*Prediction of extinction and reignition in nonpremixed turbulent flames using a flamelet/progress variable model: 2. Application in LES of Sandia flames D and E*. M. Ihme and H. Pitsch. *Combustion and flame*, 155(1):90-107, 2008. (URL)

An extension of the flamelet/progress variable (FPV) model for the prediction of extinction and reignition is applied in large-eddy simulation (LES) of flames D and E of the Sandia piloted turbulent jet flame series. This model employs a presumed probability density function (PDF), in which the marginal PDF of a reactive scalar is modeled by a statistically most likely distribution. This provides two advantages. First of all, the shape of the distribution depends on chemical and mixing time-scale information, and second, an arbitrary number of moments can be enforced. This model was analyzed in an a priori study in the first part of this work. In the present LES application, the first two moments of mixture fraction and reaction progress variable are used to constrain the shape of the presumed PDF. Transport equations for these quantities are solved, and models for the residual scalar dissipation rates, which appear as unclosed terms in the equations for the scalar variances, are provided. Statistical flow field quantities for axial velocity, mixture fraction, and temperature, obtained from the extended FPV model, are in good agreement with experimental data. Mixture-fraction-conditioned data, conditional PDFs, and burning indices are computed and compared with the delta-function flamelet closure model, which employs a Dirac distribution as a model for the marginal PDF of the reaction progress parameter. The latter model considerably underpredicts the amount of local extinction, which shows that the consideration of second-moment information in the presumed PDF of the reaction progress parameter is important for the accurate prediction of extinction and reignition. Mixture-fraction-conditioned results obtained from the extended FPV model are in good agreement with experimental data; however, the overprediction of the consumption of fuel and oxidizer on the fuel-rich side results in an overprediction of minor species. The predictions for the conditional PDFs and burning indices are in good agreement with measurements.

`@ARTICLE { ihme2008prediction2,`

TITLE = { Prediction of extinction and reignition in nonpremixed turbulent flames using a flamelet/progress variable model: 2. Application in LES of Sandia flames D and E },

AUTHOR = { M. Ihme and H. Pitsch },

JOURNAL = { Combustion and flame },

VOLUME = { 155 },

NUMBER = { 1 },

PAGES = { 90--107 },

YEAR = { 2008 },

PUBLISHER = { Elsevier },
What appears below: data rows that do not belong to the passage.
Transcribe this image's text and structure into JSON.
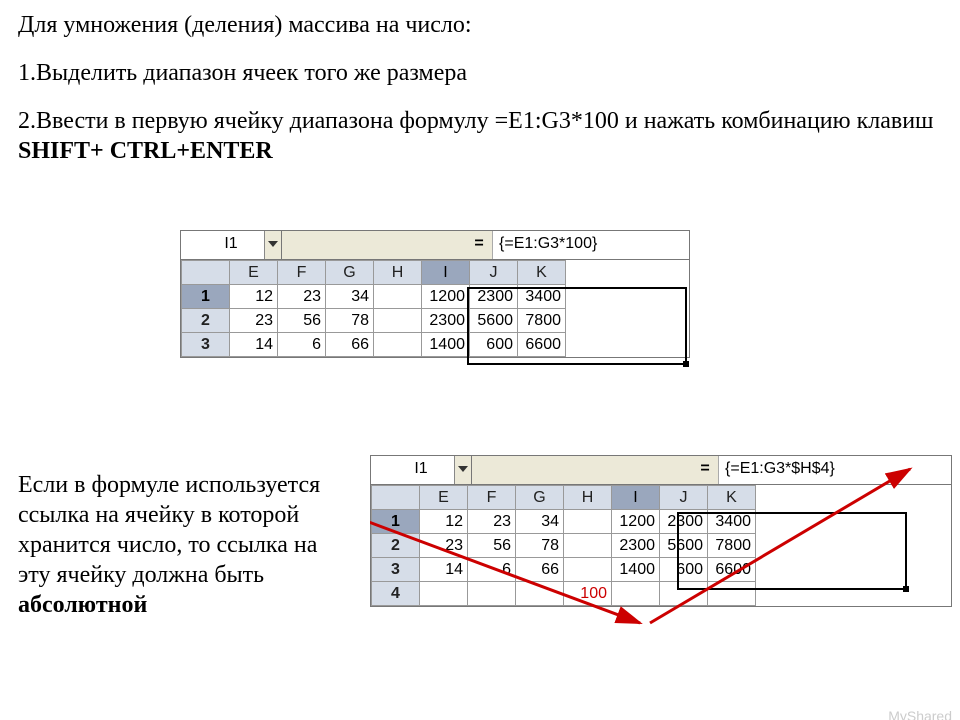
{
  "para_title": "Для умножения (деления) массива на число:",
  "para_1": "1.Выделить диапазон ячеек того же  размера",
  "para_2a": "2.Ввести в первую ячейку диапазона формулу =E1:G3*100 и нажать комбинацию клавиш ",
  "para_2b": "SHIFT+ CTRL+ENTER",
  "note_a": "Если в формуле используется ссылка на ячейку в которой хранится число, то ссылка на эту ячейку должна быть ",
  "note_b": "абсолютной",
  "watermark": "MyShared",
  "sheet1": {
    "namebox": "I1",
    "eq": "=",
    "formula": "{=E1:G3*100}",
    "cols": [
      "E",
      "F",
      "G",
      "H",
      "I",
      "J",
      "K"
    ],
    "rows": [
      {
        "h": "1",
        "c": [
          "12",
          "23",
          "34",
          "",
          "1200",
          "2300",
          "3400"
        ]
      },
      {
        "h": "2",
        "c": [
          "23",
          "56",
          "78",
          "",
          "2300",
          "5600",
          "7800"
        ]
      },
      {
        "h": "3",
        "c": [
          "14",
          "6",
          "66",
          "",
          "1400",
          "600",
          "6600"
        ]
      }
    ]
  },
  "sheet2": {
    "namebox": "I1",
    "eq": "=",
    "formula": "{=E1:G3*$H$4}",
    "cols": [
      "E",
      "F",
      "G",
      "H",
      "I",
      "J",
      "K"
    ],
    "rows": [
      {
        "h": "1",
        "c": [
          "12",
          "23",
          "34",
          "",
          "1200",
          "2300",
          "3400"
        ]
      },
      {
        "h": "2",
        "c": [
          "23",
          "56",
          "78",
          "",
          "2300",
          "5600",
          "7800"
        ]
      },
      {
        "h": "3",
        "c": [
          "14",
          "6",
          "66",
          "",
          "1400",
          "600",
          "6600"
        ]
      },
      {
        "h": "4",
        "c": [
          "",
          "",
          "",
          "100",
          "",
          "",
          ""
        ],
        "red": 3
      }
    ]
  }
}
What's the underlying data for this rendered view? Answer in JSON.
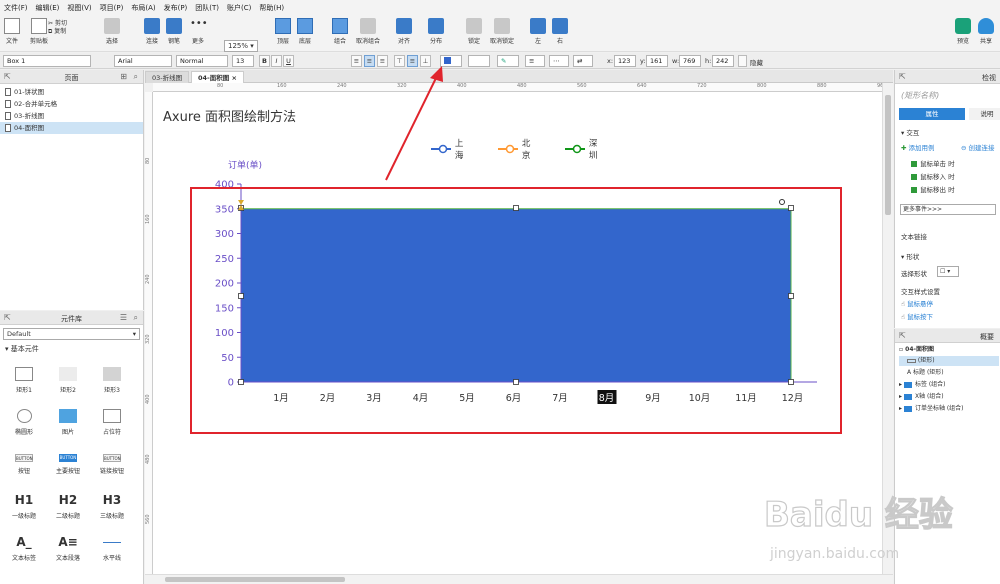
{
  "menubar": [
    "文件(F)",
    "编辑(E)",
    "视图(V)",
    "项目(P)",
    "布局(A)",
    "发布(P)",
    "团队(T)",
    "账户(C)",
    "帮助(H)"
  ],
  "toolbar": {
    "file": "文件",
    "clipboard": "剪贴板",
    "cut": "剪切",
    "copy": "复制",
    "paste": "粘贴",
    "select": "选择",
    "connect": "连接",
    "pen": "钢笔",
    "more": "更多",
    "zoom_value": "125%",
    "zoom_label": "缩放",
    "top": "顶层",
    "bottom": "底层",
    "group": "组合",
    "ungroup": "取消组合",
    "align": "对齐",
    "distribute": "分布",
    "lock": "锁定",
    "unlock": "取消锁定",
    "left": "左",
    "right": "右",
    "preview": "预览",
    "share": "共享"
  },
  "formatbar": {
    "widget_name": "Box 1",
    "font": "Arial",
    "weight": "Normal",
    "size": "13",
    "x_label": "x:",
    "x": "123",
    "y_label": "y:",
    "y": "161",
    "w_label": "w:",
    "w": "769",
    "h_label": "h:",
    "h": "242",
    "hide": "隐藏"
  },
  "pages": {
    "title": "页面",
    "items": [
      {
        "label": "01-饼状图",
        "selected": false
      },
      {
        "label": "02-合并单元格",
        "selected": false
      },
      {
        "label": "03-折线图",
        "selected": false
      },
      {
        "label": "04-面积图",
        "selected": true
      }
    ]
  },
  "library": {
    "title": "元件库",
    "selected": "Default",
    "section": "基本元件",
    "widgets": [
      {
        "label": "矩形1",
        "icon": "rect-icon"
      },
      {
        "label": "矩形2",
        "icon": "rect2-icon"
      },
      {
        "label": "矩形3",
        "icon": "rect3-icon"
      },
      {
        "label": "椭圆形",
        "icon": "ellipse-icon"
      },
      {
        "label": "图片",
        "icon": "image-icon"
      },
      {
        "label": "占位符",
        "icon": "placeholder-icon"
      },
      {
        "label": "按钮",
        "icon": "button-icon",
        "text": "BUTTON"
      },
      {
        "label": "主要按钮",
        "icon": "primary-button-icon",
        "text": "BUTTON"
      },
      {
        "label": "链接按钮",
        "icon": "link-button-icon",
        "text": "BUTTON"
      },
      {
        "label": "一级标题",
        "icon": "h1-icon",
        "text": "H1"
      },
      {
        "label": "二级标题",
        "icon": "h2-icon",
        "text": "H2"
      },
      {
        "label": "三级标题",
        "icon": "h3-icon",
        "text": "H3"
      },
      {
        "label": "文本标签",
        "icon": "text-label-icon",
        "text": "A_"
      },
      {
        "label": "文本段落",
        "icon": "text-paragraph-icon",
        "text": "A≡"
      },
      {
        "label": "水平线",
        "icon": "horizontal-line-icon"
      }
    ]
  },
  "tabs": [
    {
      "label": "03-折线图",
      "active": false
    },
    {
      "label": "04-面积图",
      "active": true
    }
  ],
  "rulers": {
    "top": [
      "80",
      "160",
      "240",
      "320",
      "400",
      "480",
      "560",
      "640",
      "720",
      "800",
      "880",
      "960"
    ],
    "left": [
      "80",
      "160",
      "240",
      "320",
      "400",
      "480",
      "560",
      "640"
    ]
  },
  "canvas_title": "Axure 面积图绘制方法",
  "chart_data": {
    "type": "area",
    "title": "",
    "ylabel": "订单(单)",
    "xlabel": "",
    "categories": [
      "1月",
      "2月",
      "3月",
      "4月",
      "5月",
      "6月",
      "7月",
      "8月",
      "9月",
      "10月",
      "11月",
      "12月"
    ],
    "ylim": [
      0,
      400
    ],
    "yticks": [
      "0",
      "50",
      "100",
      "150",
      "200",
      "250",
      "300",
      "350",
      "400"
    ],
    "highlighted_category": "8月",
    "legend": [
      "上海",
      "北京",
      "深圳"
    ],
    "legend_colors": [
      "#3366cc",
      "#ff9933",
      "#109618"
    ],
    "series": [
      {
        "name": "上海",
        "color": "#3366cc",
        "values": [
          350,
          350,
          350,
          350,
          350,
          350,
          350,
          350,
          350,
          350,
          350,
          350
        ]
      }
    ],
    "grid": false,
    "legend_position": "top"
  },
  "inspector": {
    "title": "检视",
    "name_placeholder": "(矩形名称)",
    "tab_props": "属性",
    "tab_notes": "说明",
    "interaction": "交互",
    "add_case": "添加用例",
    "create_link": "创建连接",
    "events": [
      "鼠标单击 时",
      "鼠标移入 时",
      "鼠标移出 时"
    ],
    "more_events": "更多事件>>>",
    "text_link": "文本链接",
    "shape": "形状",
    "select_shape": "选择形状",
    "interaction_style": "交互样式设置",
    "hover": "鼠标悬停",
    "mouse_down": "鼠标按下"
  },
  "outline": {
    "title": "概要",
    "page": "04-面积图",
    "items": [
      {
        "label": "(矩形)",
        "type": "rect",
        "selected": true
      },
      {
        "label": "标题 (矩形)",
        "type": "text",
        "selected": false
      },
      {
        "label": "标签 (组合)",
        "type": "folder",
        "selected": false
      },
      {
        "label": "X轴 (组合)",
        "type": "folder",
        "selected": false
      },
      {
        "label": "订单坐标轴 (组合)",
        "type": "folder",
        "selected": false
      }
    ]
  },
  "watermark": {
    "brand": "Baidu 经验",
    "url": "jingyan.baidu.com"
  },
  "colors": {
    "accent": "#3a7bc8",
    "selection": "#e0242c",
    "area_fill": "#3366cc",
    "axis_text": "#6a4fc7"
  }
}
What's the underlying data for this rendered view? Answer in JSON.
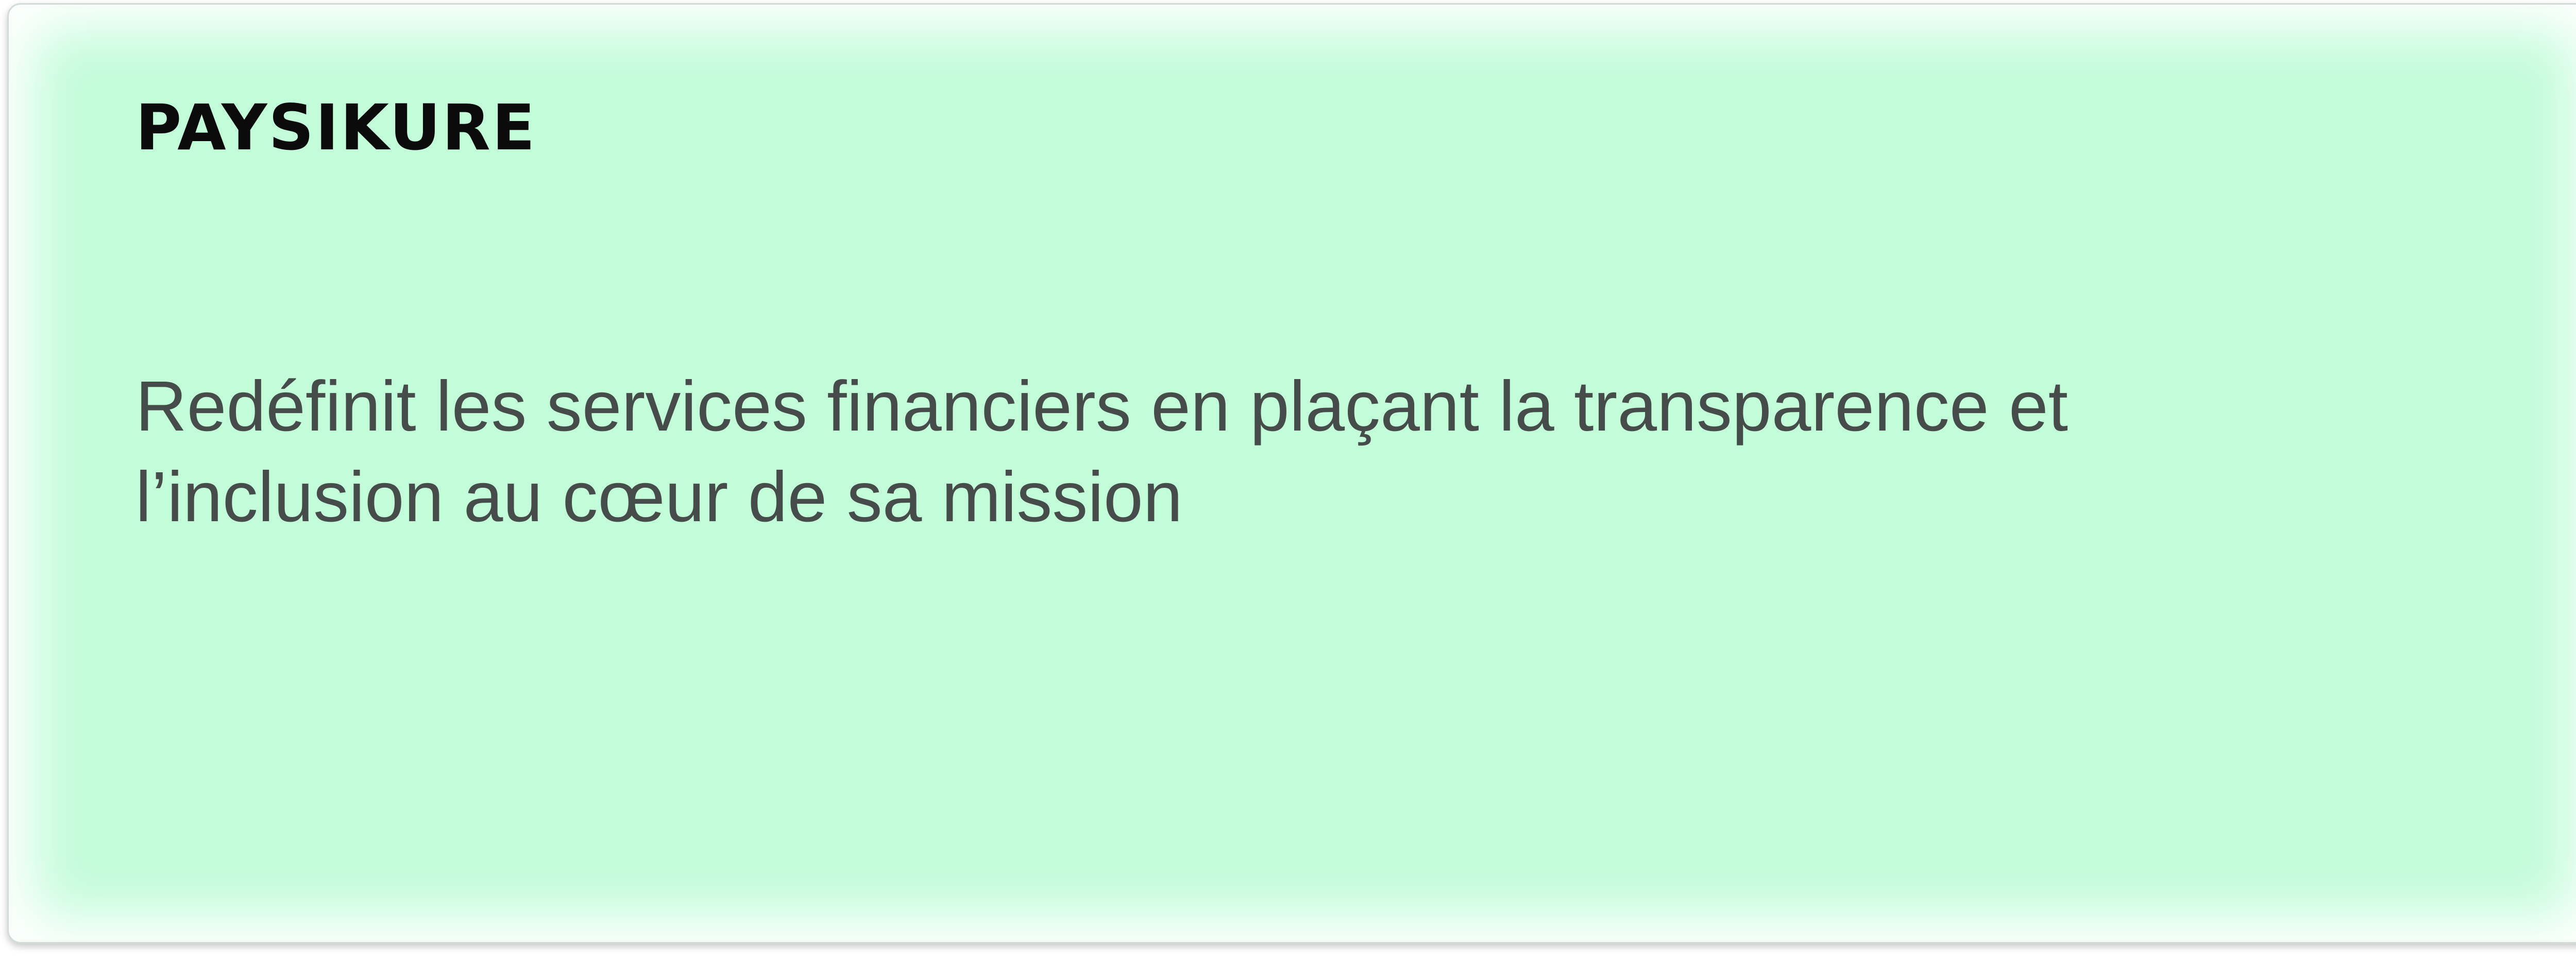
{
  "card": {
    "brand": "PAYSIKURE",
    "tagline_line1": "Redéfinit les services financiers en plaçant la transparence et",
    "tagline_line2": "l’inclusion au cœur de sa mission",
    "colors": {
      "background": "#c2fcd9",
      "brand_text": "#0b0b0b",
      "body_text": "#464c49"
    }
  }
}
ABSTRACT = { An extension of the flamelet/progress variable (FPV) model for the prediction of extinction and reignition is applied in large-eddy simulation (LES) of flames D and E of the Sandia piloted turbulent jet flame series. This model employs a presumed probability density function (PDF), in which the marginal PDF of a reactive scalar is modeled by a statistically most likely distribution. This provides two advantages. First of all, the shape of the distribution depends on chemical and mixing time-scale information, and second, an arbitrary number of moments can be enforced. This model was analyzed in an a priori study in the first part of this work. In the present LES application, the first two moments of mixture fraction and reaction progress variable are used to constrain the shape of the presumed PDF. Transport equations for these quantities are solved, and models for the residual scalar dissipation rates, which appear as unclosed terms in the equations for the scalar variances, are provided. Statistical flow field quantities for axial velocity, mixture fraction, and temperature, obtained from the extended FPV model, are in good agreement with experimental data. Mixture-fraction-conditioned data, conditional PDFs, and burning indices are computed and compared with the delta-function flamelet closure model, which employs a Dirac distribution as a model for the marginal PDF of the reaction progress parameter. The latter model considerably underpredicts the amount of local extinction, which shows that the consideration of second-moment information in the presumed PDF of the reaction progress parameter is important for the accurate prediction of extinction and reignition. Mixture-fraction-conditioned results obtained from the extended FPV model are in good agreement with experimental data; however, the overprediction of the consumption of fuel and oxidizer on the fuel-rich side results in an overprediction of minor species. The predictions for the conditional PDFs and burning indices are in good agreement with measurements. },

URL = { http://dx.doi.org/10.1016/j.combustflame.2008.04.015 },

}